Your assignment: Set the entries below down again, please. Match them exactly.

##### Information provided #####

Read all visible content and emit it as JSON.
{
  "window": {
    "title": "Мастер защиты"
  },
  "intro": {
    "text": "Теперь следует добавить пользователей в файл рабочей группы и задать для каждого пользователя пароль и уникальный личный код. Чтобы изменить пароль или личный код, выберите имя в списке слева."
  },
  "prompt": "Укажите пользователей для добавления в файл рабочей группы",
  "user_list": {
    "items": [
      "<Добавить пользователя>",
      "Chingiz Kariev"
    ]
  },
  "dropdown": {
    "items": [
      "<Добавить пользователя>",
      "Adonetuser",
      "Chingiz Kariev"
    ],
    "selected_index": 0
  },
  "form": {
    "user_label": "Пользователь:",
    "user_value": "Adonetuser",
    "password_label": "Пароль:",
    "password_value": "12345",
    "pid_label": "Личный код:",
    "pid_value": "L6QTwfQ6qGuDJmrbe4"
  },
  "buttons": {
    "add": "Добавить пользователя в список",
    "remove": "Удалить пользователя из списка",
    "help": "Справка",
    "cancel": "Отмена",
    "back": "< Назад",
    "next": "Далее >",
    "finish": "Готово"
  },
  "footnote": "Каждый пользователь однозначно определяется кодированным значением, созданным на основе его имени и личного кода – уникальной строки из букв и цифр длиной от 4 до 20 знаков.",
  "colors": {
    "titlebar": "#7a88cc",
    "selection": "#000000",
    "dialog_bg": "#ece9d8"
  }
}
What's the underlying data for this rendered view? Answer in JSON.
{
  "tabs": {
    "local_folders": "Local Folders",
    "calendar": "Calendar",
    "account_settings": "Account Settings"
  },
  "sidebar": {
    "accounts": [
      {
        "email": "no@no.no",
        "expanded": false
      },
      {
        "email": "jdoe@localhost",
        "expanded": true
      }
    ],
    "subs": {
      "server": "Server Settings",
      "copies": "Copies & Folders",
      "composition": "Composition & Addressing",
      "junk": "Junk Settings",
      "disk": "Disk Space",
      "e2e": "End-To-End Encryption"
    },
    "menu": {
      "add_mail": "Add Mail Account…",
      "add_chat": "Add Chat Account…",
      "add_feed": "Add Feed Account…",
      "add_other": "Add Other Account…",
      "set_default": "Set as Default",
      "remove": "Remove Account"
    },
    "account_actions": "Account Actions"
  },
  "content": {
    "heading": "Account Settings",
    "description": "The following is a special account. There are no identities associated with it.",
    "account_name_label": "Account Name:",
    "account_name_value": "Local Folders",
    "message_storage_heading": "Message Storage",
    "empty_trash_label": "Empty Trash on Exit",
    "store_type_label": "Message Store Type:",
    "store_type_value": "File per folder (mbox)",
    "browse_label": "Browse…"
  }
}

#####

Worked solution:
Read all visible content and emit it as JSON.
{
  "window": {
    "title": "Мастер защиты"
  },
  "intro": {
    "text": "Теперь следует добавить пользователей в файл рабочей группы и задать для каждого пользователя пароль и уникальный личный код. Чтобы изменить пароль или личный код, выберите имя в списке слева."
  },
  "prompt": "Укажите пользователей для добавления в файл рабочей группы",
  "user_list": {
    "items": [
      "<Добавить пользователя>",
      "Chingiz Kariev"
    ]
  },
  "dropdown": {
    "items": [
      "<Добавить пользователя>",
      "Adonetuser",
      "Chingiz Kariev"
    ],
    "selected_index": 0
  },
  "form": {
    "user_label": "Пользователь:",
    "user_value": "Adonetuser",
    "password_label": "Пароль:",
    "password_value": "12345",
    "pid_label": "Личный код:",
    "pid_value": "L6QTwfQ6qGuDJmrbe4"
  },
  "buttons": {
    "add": "Добавить пользователя в список",
    "remove": "Удалить пользователя из списка",
    "help": "Справка",
    "cancel": "Отмена",
    "back": "< Назад",
    "next": "Далее >",
    "finish": "Готово"
  },
  "footnote": "Каждый пользователь однозначно определяется кодированным значением, созданным на основе его имени и личного кода – уникальной строки из букв и цифр длиной от 4 до 20 знаков.",
  "colors": {
    "titlebar": "#7a88cc",
    "selection": "#000000",
    "dialog_bg": "#ece9d8"
  }
}
What's the underlying data for this rendered view? Answer in JSON.
{
  "tabs": {
    "local_folders": "Local Folders",
    "calendar": "Calendar",
    "account_settings": "Account Settings"
  },
  "sidebar": {
    "accounts": [
      {
        "email": "no@no.no",
        "expanded": false
      },
      {
        "email": "jdoe@localhost",
        "expanded": true
      }
    ],
    "subs": {
      "server": "Server Settings",
      "copies": "Copies & Folders",
      "composition": "Composition & Addressing",
      "junk": "Junk Settings",
      "disk": "Disk Space",
      "e2e": "End-To-End Encryption"
    },
    "menu": {
      "add_mail": "Add Mail Account…",
      "add_chat": "Add Chat Account…",
      "add_feed": "Add Feed Account…",
      "add_other": "Add Other Account…",
      "set_default": "Set as Default",
      "remove": "Remove Account"
    },
    "account_actions": "Account Actions"
  },
  "content": {
    "heading": "Account Settings",
    "description": "The following is a special account. There are no identities associated with it.",
    "account_name_label": "Account Name:",
    "account_name_value": "Local Folders",
    "message_storage_heading": "Message Storage",
    "empty_trash_label": "Empty Trash on Exit",
    "store_type_label": "Message Store Type:",
    "store_type_value": "File per folder (mbox)",
    "browse_label": "Browse…"
  }
}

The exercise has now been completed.